From the heights of the caves you can look down on the large man made lake and the Ghat (steps) leading down to the water. Everyday Indian women bring their laundry to wash. They beat the cloth against the ancient stones to remove the dirt and soap and then arrange the damp clothes in the sun on the stairs to dry. It makes an amazing giant quilt as you look down and the various colored saris drying in the hot sun. To add to the general exoticness of the site, families of monkeys roam the area, and occasionally try to steal some of the drying cloth. When this happens the women all shriek and huddle together to protect them selves from the attacking monkeys. The guard then picks up stones and throws them at the monkeys, sending them scampering away. We can’t exactly figure out why the women need to depend on the guards to throw stones, they are quite capable, and with all their beating of clothes I am sure they have very powerful arms to launch the stones, if the wanted. But it is a male dominated society, and I guess it is the males role to protect the women.
From the vista of the caves, high up in the hills you survey a region that is dotted with ancient temples that would require a real devotion and determination to reach. This is the area in which the architecture of Hindu temples in the South were tested and worked out. One can see the progression of the architecture.
The day was hot and returned to the hotel for lunch and till rest until 3pm. We then went to an active Hindu Temple and complex. The complex was a Shiva Temple (actually lots of temples) where they provide free food. The Shiva devotes of this temple are extremely devout. They all wanted to either take our picture or have us take their picture. There is a natural spring that feeds a large pool (they would call it a tank) and this is where young people come to learn to swim.

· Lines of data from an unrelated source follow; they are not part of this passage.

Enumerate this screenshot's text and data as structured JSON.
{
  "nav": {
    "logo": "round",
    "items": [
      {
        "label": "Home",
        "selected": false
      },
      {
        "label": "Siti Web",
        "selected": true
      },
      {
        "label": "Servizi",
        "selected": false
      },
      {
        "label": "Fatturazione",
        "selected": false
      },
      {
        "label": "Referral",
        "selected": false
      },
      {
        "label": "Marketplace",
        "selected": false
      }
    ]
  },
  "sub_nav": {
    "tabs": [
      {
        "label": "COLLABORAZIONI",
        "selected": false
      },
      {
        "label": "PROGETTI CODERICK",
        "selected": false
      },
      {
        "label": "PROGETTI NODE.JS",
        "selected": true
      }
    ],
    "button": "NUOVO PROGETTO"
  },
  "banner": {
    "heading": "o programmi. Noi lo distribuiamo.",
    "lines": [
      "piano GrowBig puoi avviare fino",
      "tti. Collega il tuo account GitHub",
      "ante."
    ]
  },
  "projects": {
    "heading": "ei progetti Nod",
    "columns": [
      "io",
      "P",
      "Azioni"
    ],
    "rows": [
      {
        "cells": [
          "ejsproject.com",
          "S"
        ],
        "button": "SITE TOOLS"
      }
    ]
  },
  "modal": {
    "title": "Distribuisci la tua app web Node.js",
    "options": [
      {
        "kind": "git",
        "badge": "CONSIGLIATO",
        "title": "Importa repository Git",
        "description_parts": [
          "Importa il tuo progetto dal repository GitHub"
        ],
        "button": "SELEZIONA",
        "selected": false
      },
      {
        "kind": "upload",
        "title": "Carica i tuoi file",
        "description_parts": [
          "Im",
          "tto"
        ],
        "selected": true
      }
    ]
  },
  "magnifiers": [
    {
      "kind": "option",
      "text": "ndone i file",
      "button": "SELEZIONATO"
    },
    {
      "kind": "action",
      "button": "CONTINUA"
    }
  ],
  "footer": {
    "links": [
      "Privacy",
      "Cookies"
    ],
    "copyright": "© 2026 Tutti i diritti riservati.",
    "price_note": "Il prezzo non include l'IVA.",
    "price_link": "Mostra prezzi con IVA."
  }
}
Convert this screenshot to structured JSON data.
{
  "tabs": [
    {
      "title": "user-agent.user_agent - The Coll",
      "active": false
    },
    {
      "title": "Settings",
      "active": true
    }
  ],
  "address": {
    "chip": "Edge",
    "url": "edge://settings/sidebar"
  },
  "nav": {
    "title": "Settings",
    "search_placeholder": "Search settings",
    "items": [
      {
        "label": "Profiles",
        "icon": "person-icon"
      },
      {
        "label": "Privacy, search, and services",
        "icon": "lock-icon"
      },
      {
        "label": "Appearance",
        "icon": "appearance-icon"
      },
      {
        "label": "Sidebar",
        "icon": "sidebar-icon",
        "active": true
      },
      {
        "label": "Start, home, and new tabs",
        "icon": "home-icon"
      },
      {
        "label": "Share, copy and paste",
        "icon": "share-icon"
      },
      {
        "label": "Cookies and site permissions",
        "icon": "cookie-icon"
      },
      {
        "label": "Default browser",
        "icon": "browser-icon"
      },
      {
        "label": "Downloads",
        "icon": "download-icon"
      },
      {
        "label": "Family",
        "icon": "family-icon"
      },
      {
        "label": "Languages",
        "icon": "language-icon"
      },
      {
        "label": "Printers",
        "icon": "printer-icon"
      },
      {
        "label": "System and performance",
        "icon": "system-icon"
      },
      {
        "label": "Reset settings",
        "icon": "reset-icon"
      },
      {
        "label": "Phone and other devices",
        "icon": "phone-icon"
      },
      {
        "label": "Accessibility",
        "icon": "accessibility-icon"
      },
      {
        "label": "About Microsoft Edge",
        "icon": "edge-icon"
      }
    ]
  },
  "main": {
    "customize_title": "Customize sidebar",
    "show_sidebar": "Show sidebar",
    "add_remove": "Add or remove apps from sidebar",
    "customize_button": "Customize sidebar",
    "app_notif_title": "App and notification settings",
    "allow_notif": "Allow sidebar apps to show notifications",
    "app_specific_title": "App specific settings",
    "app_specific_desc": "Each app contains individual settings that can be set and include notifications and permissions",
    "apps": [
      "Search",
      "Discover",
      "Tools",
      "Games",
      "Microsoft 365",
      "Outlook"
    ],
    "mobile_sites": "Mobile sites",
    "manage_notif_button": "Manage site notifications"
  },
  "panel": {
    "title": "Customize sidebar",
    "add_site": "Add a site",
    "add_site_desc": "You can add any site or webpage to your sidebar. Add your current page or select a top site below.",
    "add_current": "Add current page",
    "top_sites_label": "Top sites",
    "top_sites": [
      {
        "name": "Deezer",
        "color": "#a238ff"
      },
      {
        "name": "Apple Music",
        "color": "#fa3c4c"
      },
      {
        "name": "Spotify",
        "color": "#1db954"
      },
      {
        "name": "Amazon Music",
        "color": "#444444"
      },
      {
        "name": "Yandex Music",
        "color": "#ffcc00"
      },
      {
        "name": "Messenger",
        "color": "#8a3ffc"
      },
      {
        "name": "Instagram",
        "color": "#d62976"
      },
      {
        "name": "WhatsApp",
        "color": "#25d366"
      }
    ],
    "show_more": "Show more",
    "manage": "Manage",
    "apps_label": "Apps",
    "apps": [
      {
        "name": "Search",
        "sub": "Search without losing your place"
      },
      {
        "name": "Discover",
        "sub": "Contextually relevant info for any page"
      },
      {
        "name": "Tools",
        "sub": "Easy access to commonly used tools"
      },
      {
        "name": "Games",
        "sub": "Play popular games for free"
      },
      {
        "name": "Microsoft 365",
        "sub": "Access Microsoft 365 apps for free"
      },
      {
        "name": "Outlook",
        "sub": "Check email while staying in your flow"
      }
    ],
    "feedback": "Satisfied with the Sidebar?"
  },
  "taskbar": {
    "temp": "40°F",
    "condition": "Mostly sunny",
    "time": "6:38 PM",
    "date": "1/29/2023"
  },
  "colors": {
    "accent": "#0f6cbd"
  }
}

We then drove to a market and walked among the stalls looking at the foods. Especially interesting were machines that ground the peppers and spices. They are very noisy and sort of reminiscent of something you would find in a shoe repair shop. They clanged and banged and made an incredible rhythmic sound.
The air however was so dusty and filled with the pepper smell that it was hard to breath.
An annual festival was being celebrated the town and we decided to go to it. Stall upon stall filled with everything from cooking utensils to clothing to toys for kids. There was lots of street food and vendors cooking all sorts of things that smelled fantastic. The place was filthy, it had more flies then I have ever been around, trash everywhere, dust, fumes from the motorcycles, cars, busses and fires. We were choking and were ready to go. Beggars kept trying to get us to give them money. We have been repeatedly told not to give money to them and we didn’t. As bad as this all sounds, it probably was the closest have come to the real India, not the tourist India. It made us realize how lucky we are and how much farther India needs to go. The thousands of people at the festival appeared to us to be happy and going on about their lives. They probably can no more visualize our life style then we can theirs.
We took a tuk-tuk back to our hotel. They are always fun. We had a fantastic appetizer of peanuts before dinner. They sautéed the peanuts with onions, chili, tomatoes and garnished them with coriander. We are going to try making peanuts in this style at home.
We had dinner and had a long conversation with Lakuma who invited us to come to Chennai and stay at her house. We will take her up on this. So far on this trip to the South of India, we have been deep into Hindu culture. Tomorrow we leave our hotel and head out to look at the Muslim architecture and culture. I doubt we will have Internet and even more importantly I doubt we will have wine!